Your output must match the records below character for character.

***** RECORDS

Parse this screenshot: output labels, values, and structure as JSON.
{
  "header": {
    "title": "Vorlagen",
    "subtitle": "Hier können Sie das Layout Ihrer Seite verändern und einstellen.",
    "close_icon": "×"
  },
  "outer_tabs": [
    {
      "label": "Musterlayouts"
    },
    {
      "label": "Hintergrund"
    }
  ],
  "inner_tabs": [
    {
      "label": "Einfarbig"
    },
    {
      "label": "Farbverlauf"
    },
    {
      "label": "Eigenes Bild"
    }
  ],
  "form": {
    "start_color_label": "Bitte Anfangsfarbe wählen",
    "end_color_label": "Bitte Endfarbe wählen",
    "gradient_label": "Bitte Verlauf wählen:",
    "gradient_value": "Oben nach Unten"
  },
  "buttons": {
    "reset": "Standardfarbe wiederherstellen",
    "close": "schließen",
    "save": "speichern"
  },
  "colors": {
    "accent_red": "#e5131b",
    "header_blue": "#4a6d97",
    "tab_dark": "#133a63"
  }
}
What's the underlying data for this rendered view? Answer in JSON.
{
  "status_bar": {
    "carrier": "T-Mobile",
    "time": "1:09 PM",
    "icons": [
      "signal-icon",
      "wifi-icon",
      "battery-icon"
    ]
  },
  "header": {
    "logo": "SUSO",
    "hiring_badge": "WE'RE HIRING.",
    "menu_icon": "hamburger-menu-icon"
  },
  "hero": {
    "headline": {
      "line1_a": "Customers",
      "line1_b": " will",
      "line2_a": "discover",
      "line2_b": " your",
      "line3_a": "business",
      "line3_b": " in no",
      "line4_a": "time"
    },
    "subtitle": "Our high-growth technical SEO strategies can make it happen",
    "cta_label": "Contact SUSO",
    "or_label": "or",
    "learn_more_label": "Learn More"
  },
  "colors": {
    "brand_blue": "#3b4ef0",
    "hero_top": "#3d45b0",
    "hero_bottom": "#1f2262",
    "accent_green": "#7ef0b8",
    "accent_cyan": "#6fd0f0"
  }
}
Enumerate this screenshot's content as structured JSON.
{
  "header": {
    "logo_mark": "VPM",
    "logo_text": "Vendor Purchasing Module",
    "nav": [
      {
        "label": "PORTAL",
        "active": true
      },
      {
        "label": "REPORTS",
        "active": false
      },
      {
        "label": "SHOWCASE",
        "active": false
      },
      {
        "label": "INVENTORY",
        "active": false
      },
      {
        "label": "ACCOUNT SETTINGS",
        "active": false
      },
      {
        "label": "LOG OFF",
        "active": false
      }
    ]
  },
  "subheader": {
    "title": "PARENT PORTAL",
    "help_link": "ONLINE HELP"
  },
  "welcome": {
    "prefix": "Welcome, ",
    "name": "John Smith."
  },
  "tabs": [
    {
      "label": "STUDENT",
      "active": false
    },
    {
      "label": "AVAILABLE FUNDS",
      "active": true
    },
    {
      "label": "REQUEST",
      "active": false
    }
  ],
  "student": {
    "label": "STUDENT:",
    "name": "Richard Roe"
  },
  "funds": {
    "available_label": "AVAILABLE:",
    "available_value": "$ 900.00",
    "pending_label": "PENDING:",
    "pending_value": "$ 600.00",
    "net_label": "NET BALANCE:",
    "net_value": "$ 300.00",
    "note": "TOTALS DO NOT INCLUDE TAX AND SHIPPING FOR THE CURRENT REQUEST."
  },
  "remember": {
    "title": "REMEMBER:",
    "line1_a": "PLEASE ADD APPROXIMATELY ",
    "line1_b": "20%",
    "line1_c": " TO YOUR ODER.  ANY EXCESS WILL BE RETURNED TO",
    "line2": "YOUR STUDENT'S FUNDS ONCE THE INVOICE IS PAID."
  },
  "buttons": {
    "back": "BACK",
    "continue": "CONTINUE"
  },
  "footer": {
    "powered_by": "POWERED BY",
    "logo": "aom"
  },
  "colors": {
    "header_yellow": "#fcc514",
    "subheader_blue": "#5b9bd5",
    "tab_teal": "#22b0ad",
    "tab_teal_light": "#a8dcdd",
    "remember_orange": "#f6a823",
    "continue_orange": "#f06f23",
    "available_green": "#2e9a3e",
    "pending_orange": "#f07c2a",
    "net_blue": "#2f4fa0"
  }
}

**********

▶ RESULT OF THIS EXERCISE
Parse this screenshot: output labels, values, and structure as JSON.
{
  "header": {
    "title": "Vorlagen",
    "subtitle": "Hier können Sie das Layout Ihrer Seite verändern und einstellen.",
    "close_icon": "×"
  },
  "outer_tabs": [
    {
      "label": "Musterlayouts"
    },
    {
      "label": "Hintergrund"
    }
  ],
  "inner_tabs": [
    {
      "label": "Einfarbig"
    },
    {
      "label": "Farbverlauf"
    },
    {
      "label": "Eigenes Bild"
    }
  ],
  "form": {
    "start_color_label": "Bitte Anfangsfarbe wählen",
    "end_color_label": "Bitte Endfarbe wählen",
    "gradient_label": "Bitte Verlauf wählen:",
    "gradient_value": "Oben nach Unten"
  },
  "buttons": {
    "reset": "Standardfarbe wiederherstellen",
    "close": "schließen",
    "save": "speichern"
  },
  "colors": {
    "accent_red": "#e5131b",
    "header_blue": "#4a6d97",
    "tab_dark": "#133a63"
  }
}
What's the underlying data for this rendered view? Answer in JSON.
{
  "status_bar": {
    "carrier": "T-Mobile",
    "time": "1:09 PM",
    "icons": [
      "signal-icon",
      "wifi-icon",
      "battery-icon"
    ]
  },
  "header": {
    "logo": "SUSO",
    "hiring_badge": "WE'RE HIRING.",
    "menu_icon": "hamburger-menu-icon"
  },
  "hero": {
    "headline": {
      "line1_a": "Customers",
      "line1_b": " will",
      "line2_a": "discover",
      "line2_b": " your",
      "line3_a": "business",
      "line3_b": " in no",
      "line4_a": "time"
    },
    "subtitle": "Our high-growth technical SEO strategies can make it happen",
    "cta_label": "Contact SUSO",
    "or_label": "or",
    "learn_more_label": "Learn More"
  },
  "colors": {
    "brand_blue": "#3b4ef0",
    "hero_top": "#3d45b0",
    "hero_bottom": "#1f2262",
    "accent_green": "#7ef0b8",
    "accent_cyan": "#6fd0f0"
  }
}
Enumerate this screenshot's content as structured JSON.
{
  "header": {
    "logo_mark": "VPM",
    "logo_text": "Vendor Purchasing Module",
    "nav": [
      {
        "label": "PORTAL",
        "active": true
      },
      {
        "label": "REPORTS",
        "active": false
      },
      {
        "label": "SHOWCASE",
        "active": false
      },
      {
        "label": "INVENTORY",
        "active": false
      },
      {
        "label": "ACCOUNT SETTINGS",
        "active": false
      },
      {
        "label": "LOG OFF",
        "active": false
      }
    ]
  },
  "subheader": {
    "title": "PARENT PORTAL",
    "help_link": "ONLINE HELP"
  },
  "welcome": {
    "prefix": "Welcome, ",
    "name": "John Smith."
  },
  "tabs": [
    {
      "label": "STUDENT",
      "active": false
    },
    {
      "label": "AVAILABLE FUNDS",
      "active": true
    },
    {
      "label": "REQUEST",
      "active": false
    }
  ],
  "student": {
    "label": "STUDENT:",
    "name": "Richard Roe"
  },
  "funds": {
    "available_label": "AVAILABLE:",
    "available_value": "$ 900.00",
    "pending_label": "PENDING:",
    "pending_value": "$ 600.00",
    "net_label": "NET BALANCE:",
    "net_value": "$ 300.00",
    "note": "TOTALS DO NOT INCLUDE TAX AND SHIPPING FOR THE CURRENT REQUEST."
  },
  "remember": {
    "title": "REMEMBER:",
    "line1_a": "PLEASE ADD APPROXIMATELY ",
    "line1_b": "20%",
    "line1_c": " TO YOUR ODER.  ANY EXCESS WILL BE RETURNED TO",
    "line2": "YOUR STUDENT'S FUNDS ONCE THE INVOICE IS PAID."
  },
  "buttons": {
    "back": "BACK",
    "continue": "CONTINUE"
  },
  "footer": {
    "powered_by": "POWERED BY",
    "logo": "aom"
  },
  "colors": {
    "header_yellow": "#fcc514",
    "subheader_blue": "#5b9bd5",
    "tab_teal": "#22b0ad",
    "tab_teal_light": "#a8dcdd",
    "remember_orange": "#f6a823",
    "continue_orange": "#f06f23",
    "available_green": "#2e9a3e",
    "pending_orange": "#f07c2a",
    "net_blue": "#2f4fa0"
  }
}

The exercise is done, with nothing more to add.